This passage is from Jason Baird Jackson's blog:
"Last year, did you get paid nothing to work hard for a multinational corporation with reported revenues of over 1 billion dollars in 2008? 
If you have (1) done peer-reviews for, (2) submitted an article to, (3) written a book or media review for, or (4) taken on the editorship of a scholarly journal published by giant firms such as Springer, Reed Elisevier, or Wiley, then you belong to a very large group of very well-educated people whose unpaid labor has helped make these firms very profitable. Their profitability in turn has positioned them to work vigorously against the interests of (1) university presses and other not-for-profit publishers in the public interest, (2) libraries at all levels, (3) university and college students, (4) scholars themselves, and (5) particular and general publics with a need to consult the scholarly record.I am not willing to freely give my labor to large multinational corporations whose interests align with their shareholders but that are antagonistic to my own."
You can read the whole thing here.
Jackson urges scholars like you and me to take these five steps:
- "Choose not to submit scholarly journal articles or other works to publications owned by for-profit firms.
- Say no, when asked to undertake peer-review work on a book or article manuscript that has been submitted for publication by a for-profit publisher or a journal under the control of a commercial publisher.
- Do not seek or accept the editorship of a journal owned or under the control of a commercial publisher.
- Do not take on the role of series editor for a book series being published by a for-profit publisher.
- Turn down invitations to join the editorial boards of commercially published journals or book series."

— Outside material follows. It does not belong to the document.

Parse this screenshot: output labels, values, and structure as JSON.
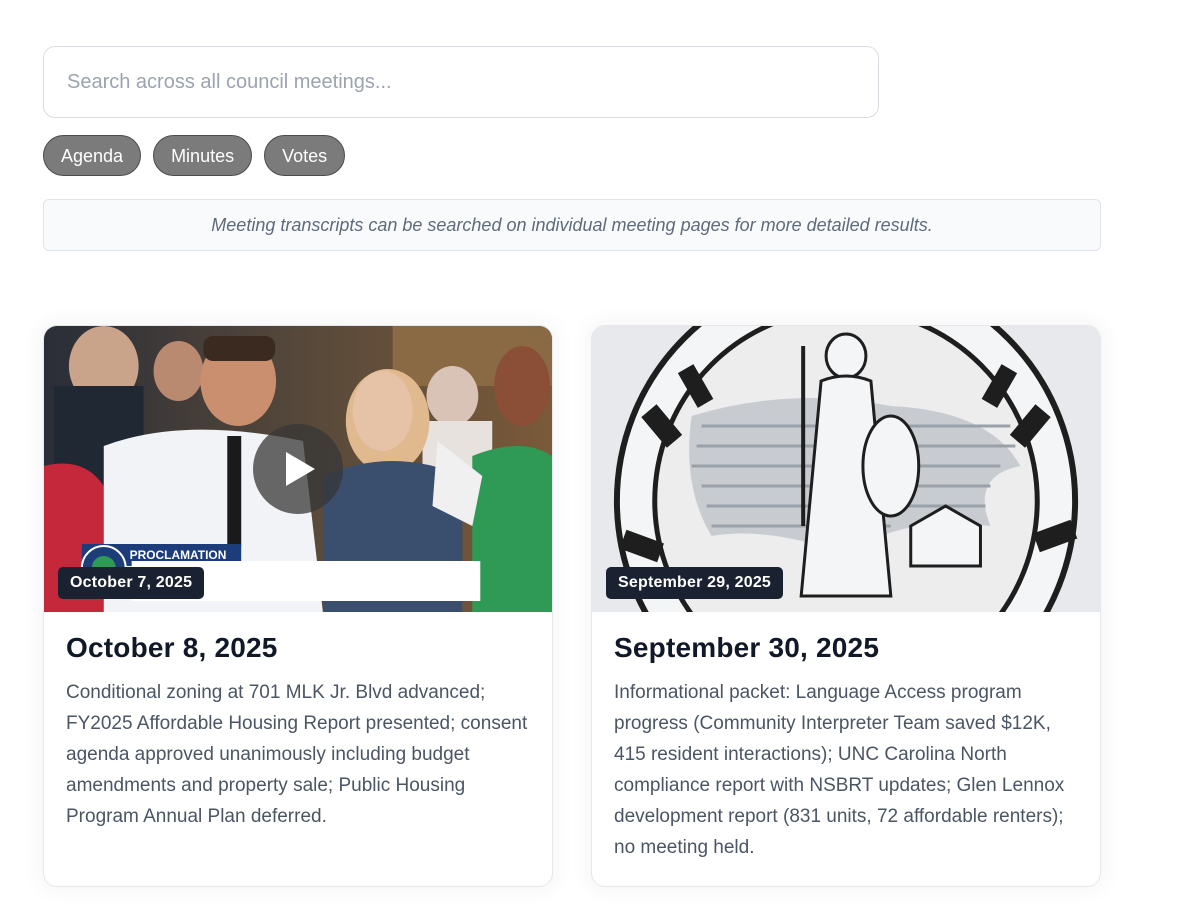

*** NEVERTHELESS *** I am now editing my initial post here, curbing my enthusiasm somewhat, and arguing that readers should consult Steven Harnad's comment below. While I can feel indignant about commercial publishers, what is really needed is the development of institutional repositories by universities and professional organizations. We need to post our publications on the internet, and then it matters much less what happens to commercial publishers or OA journals. The key point is to make our scholarly output available on the internet, and it is much easier and faster to post one's publications than to wait around for big corporations to change their ways to please scholars.